The land use change that occurs after a natural habitat is destroyed may lead to an increased chance of direct predation by domestic animals, and may facilitate the emergence of infectious diseases in amphibians and other wildlife.
Though the conservation of amphibians has traditionally focused on protecting breeding habitats (i.e. ponds & streams), the habitats used by all amphibian life history stages (eggs, tadpoles, juvenile & adult stages) must be protected. Many amphibians utilize both the water bodies and the terrestrial areas several kilometers from the breeding sites. Further, widened trails and other developments often divide an amphibian's required habitats, making breeding migrations from the forest to the wetlands either dangerous or impossible.
In 2010, Bobsled Trail, across the very wide Grouse Service Road (west side) from Mountain View Park wetland and upland area, was designated as a beginner/intermediate trail. Today, (NSMBA/DNV) have told us the "original vision" deemed it to be a beginner/green trail?What are we to believe? Is this considered to be "green building" for mountain bikes? None of it was sustainable after three years, looking at the Bobsled Retrofit/Restoration erosion on the trails, that is for sure. This kind of mountain biking erosion caused on the trails from indiscriminate four season a year riding, rain or shine, day and night, cannot be maintained, nor repaired. The damage is irreversible, and it is mainly NEW Trails being built by mountain bikers -- further fragmenting and degrading wildlife habitat, trees and other vegetation. This is all very wrong-minded and not ecologically sound, at all
This is what NSMBA/DNV "sustainable, green" mountain bike trail/road building looks like:
First Ever Machine Built Bike Trail Begins on Fromme
Bulldozed Bobsled (2010) -- the NSMBA/DNV trail crew then "narrowed the trail after cutting a huge swath, above, through the forest by using "green, sustainable" building techniques (more like it to come in 2014,but without the narrowing of the trail. Once again it will be cut through previously uncut forest floor.)

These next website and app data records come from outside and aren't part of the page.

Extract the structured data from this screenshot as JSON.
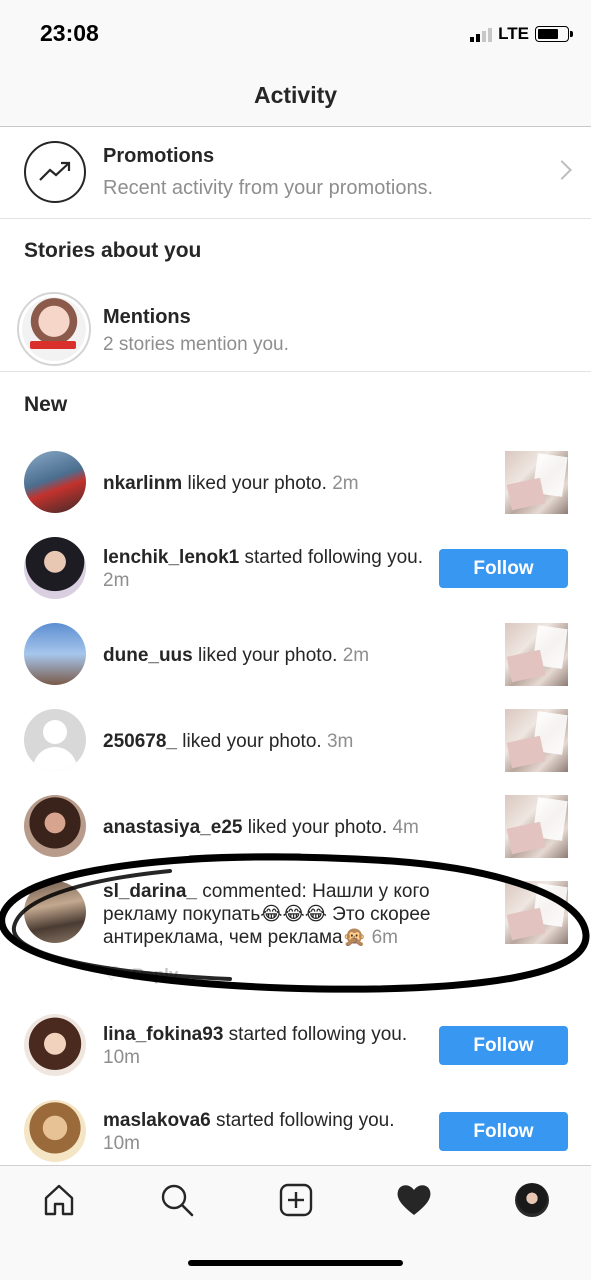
{
  "status_bar": {
    "time": "23:08",
    "network": "LTE"
  },
  "header": {
    "title": "Activity"
  },
  "promotions": {
    "title": "Promotions",
    "subtitle": "Recent activity from your promotions.",
    "icon": "trending-up-icon"
  },
  "stories": {
    "section_title": "Stories about you",
    "mentions_title": "Mentions",
    "mentions_subtitle": "2 stories mention you."
  },
  "new_section": {
    "title": "New"
  },
  "activities": [
    {
      "username": "nkarlinm",
      "action": " liked your photo. ",
      "time": "2m",
      "kind": "like"
    },
    {
      "username": "lenchik_lenok1",
      "action": " started following you. ",
      "time": "2m",
      "kind": "follow"
    },
    {
      "username": "dune_uus",
      "action": " liked your photo. ",
      "time": "2m",
      "kind": "like"
    },
    {
      "username": "250678_",
      "action": " liked your photo. ",
      "time": "3m",
      "kind": "like"
    },
    {
      "username": "anastasiya_e25",
      "action": " liked your photo. ",
      "time": "4m",
      "kind": "like"
    },
    {
      "username": "sl_darina_",
      "action": " commented: Нашли у кого рекламу покупать😂😂😂 Это скорее антиреклама, чем реклама🙊 ",
      "time": "6m",
      "kind": "comment"
    },
    {
      "username": "lina_fokina93",
      "action": " started following you. ",
      "time": "10m",
      "kind": "follow"
    },
    {
      "username": "maslakova6",
      "action": " started following you. ",
      "time": "10m",
      "kind": "follow"
    }
  ],
  "buttons": {
    "follow_label": "Follow",
    "reply_label": "Reply"
  },
  "tab_bar": {
    "items": [
      "home-icon",
      "search-icon",
      "add-post-icon",
      "activity-heart-icon",
      "profile-avatar"
    ]
  },
  "colors": {
    "accent": "#3897f0",
    "text": "#262626",
    "secondary": "#8e8e8e",
    "annotation": "#000000"
  }
}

We are now getting the public forests and parks the mountain bikers have "taken over, and visioned" for us, via a cozy deal called the DNV/NSMBA Trails Maintenance Service Agreement. The joke is at the expense of those who do not mountain bike on our public forests. And, at the great detriment to the ongoing health and well-being of our forests' ecological biodiversity, in years to come...
This carnage is continuing with nary a whimper from our many North Shore conservation and environmental groups. Some of these groups have even enabled the NSMBA to gain this prize Agreementwith the District of North Vancouver. Go figure?It does not bode well for our forests and wetlands. That is for sure!
This aggressive mountain biking agenda hegemony required a more organized, consistent and sustained pushback, perhaps from a newly created and supported provincial or national organization to umbrella an effort to counter this mountain biking agenda creep... that threatens the peace and quiet of our greens and commons, our wildernesses and other public lands... at huge public costs and environmental impacts.Perhaps, it is too late...
This is the price of hikers/conservationists/environmentalists/equestrians being asleep at the wheel for the last 20 years, while the mountain bikers worked like termites...